A limited company is a separate legal entity from its owners and is therefore taxed separately. Depending on the circumstances, this can potentially create advantageous tax saving opportunities, but there are also disadvantages to consider too.
We can help you decide whether setting up a limited company would be worthwhile and guide you through the process of doing so.
Potential advantages of a limited company
When you set up a limited company, you become a director of the company and normally an employee. Depending on your circumstances, a tax saving can be made by paying less National Insurance Contributions (NICs). By paying yourself a nominal salary (normally up to your tax free personal allowance) and taking the remaining company profits as a dividend at the end of the year, you could pay less tax and NICs. As a director, you can also benefit from other tax free payments that can be made to employees.

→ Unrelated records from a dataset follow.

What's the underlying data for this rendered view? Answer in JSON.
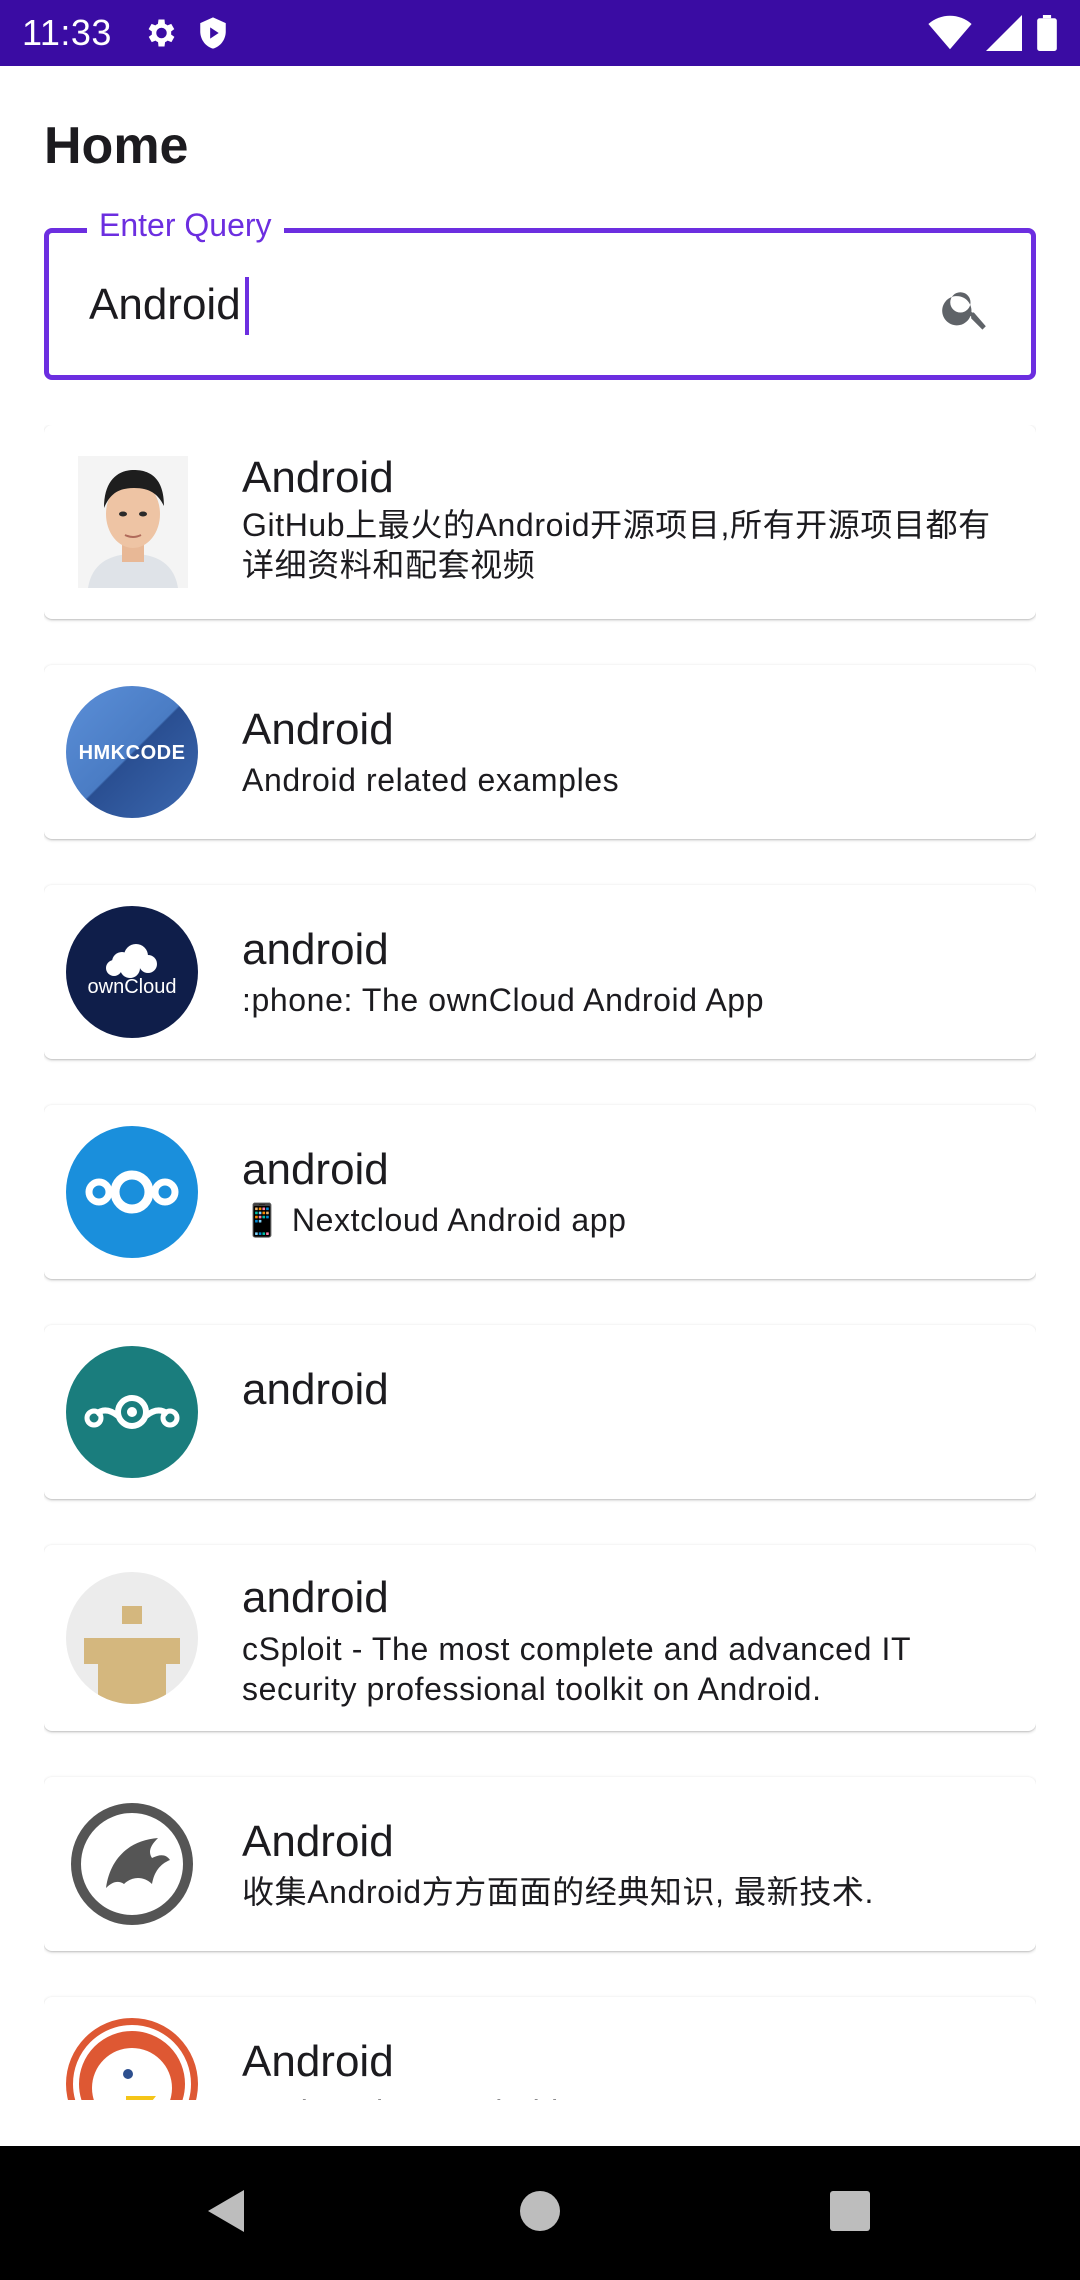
{
  "status_bar": {
    "time": "11:33"
  },
  "header": {
    "title": "Home"
  },
  "search": {
    "label": "Enter Query",
    "value": "Android"
  },
  "results": [
    {
      "title": "Android",
      "description": "GitHub上最火的Android开源项目,所有开源项目都有详细资料和配套视频",
      "avatar": "person-photo"
    },
    {
      "title": "Android",
      "description": "Android related examples",
      "avatar": "hmkcode-logo",
      "avatar_text": "HMKCODE"
    },
    {
      "title": "android",
      "description": ":phone: The ownCloud Android App",
      "avatar": "owncloud-logo",
      "avatar_text": "ownCloud"
    },
    {
      "title": "android",
      "description": "📱 Nextcloud Android app",
      "avatar": "nextcloud-logo"
    },
    {
      "title": "android",
      "description": "",
      "avatar": "lineageos-logo"
    },
    {
      "title": "android",
      "description": "cSploit - The most complete and advanced IT security professional toolkit on Android.",
      "avatar": "csploit-logo"
    },
    {
      "title": "Android",
      "description": "收集Android方方面面的经典知识, 最新技术.",
      "avatar": "dragon-logo"
    },
    {
      "title": "Android",
      "description": "DuckDuckGo Android App",
      "avatar": "duckduckgo-logo"
    }
  ],
  "colors": {
    "status_bar": "#3a0ca3",
    "accent": "#6c2ee0"
  }
}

If your taxable profits are high, it could possibly be more tax efficient to operate as a limited company instead of a sole trader. The same applies to partnerships, although your total combined profits will need to be higher in order for it to benefit you.
By setting up a limited company, you also have the option to restrict your income by not paying yourself a dividend in a particular year. This could be useful for other tax planning opportunities as your income will actually be less in that year.
The directors of the company have limited liability. This means that if the company fails, the directors can only lose their original investment in the company. When a company is set up, the directors purchase shares in the company and if the company fails, their total loss would only be the value of the shares they bought in the company, plus any loans they made to it. However, in reality most lenders of finance will probably want personal guarantees from the directors in case the company fails.
Trading as a limited company may add a certain credibility to the company and help the company attract new customers or suppliers. However, it is worth noting that a newly established limited company will not have any trading history or credit history and this may prove to be a disadvantage at times.
Potential disadvantages of a limited company
If you are just starting out in business and expect to make losses in your first four years of trading, you can offset self employment losses against other income, perhaps from a former employment, in the same tax year or the previous three tax years, instead of carrying the losses forward to offset against future profits that may never materialise. You cannot offset losses from a limited company against your personal tax, therefore trading as a sole trader or partnership may be more advisable in the early years.
There is an increased administrative burden of operating as a limited company. Statutory records must be kept, annual accounts filed at Companies House and a corporation tax return must be completed in addition to self assessment returns for the directors. You can therefore expect your administrative and accountancy costs to be substantially higher. It will depend on your circumstances as to whether these additional costs will be offset by any potential tax savings.
You cannot draw money out of the business in the same way as a self employed person can do. The company must pay you a salary through the PAYE system and you can only pay yourself a dividend if the company generates profits. There may be serious financial penalties and tax implications if you do not strictly manage your cash withdrawals from the business.
There can be other complications when transferring certain assets into the company name. Transferring land and buildings into the company will create legal costs and may attract stamp duty. You will also lose the ability to utilise your personal annual allowance for capital gains tax when the company disposes of the property. It can therefore often make sense to leave some capital assets outside of the company, although this can have other tax implications too.
Cars owned by a company and used by a director will create a taxable benefit in the hands of the director. It can therefore often make sense to leave cars outside of the company and claim mileage allowances instead. However, you will lose the right to claim capital allowances and running costs by doing this.
If you are caught by the IR35 legislation for Personal Service Companies and partnerships, it may not be beneficial to trade through a limited company. This legislation applies to those who offer their services to a client through a third party (eg a company) and the engagement is comparable to that of an employee. We can help you to decide if this legislation applies to you.
A formal procedure must be followed to close down a company. This can be expensive if the company becomes insolvent and has to be closed down by a professional liquidator.
Limited liability partnerships (LLPs)
LLPs can sometimes be a suitable business structure for individuals who want to continue to be taxed as a self employed person but require limited liability from debts or negligence claims etc.
LLPs are regarded as 'bodies corporate' and subject to aspects of company law but are not taxed under the corporation tax regime. They must however still file accounts at Companies House and keep statutory records. We can help you decide whether an LLP or other form of partnership might suit your circumstances.
This information is not meant as a substitute for professional advice and by no means covers every scenario. Almost every rule described here will be subject to many exceptions and caveats. Tax legislation is extremely complex and can be difficult to understand. You should discuss your circumstances with a qualified professional before acting on any information contained within this website. Tax legislation is constantly changing and the information contained within this website is written from our current understanding and interpretation of the tax system as of 6 April 2018.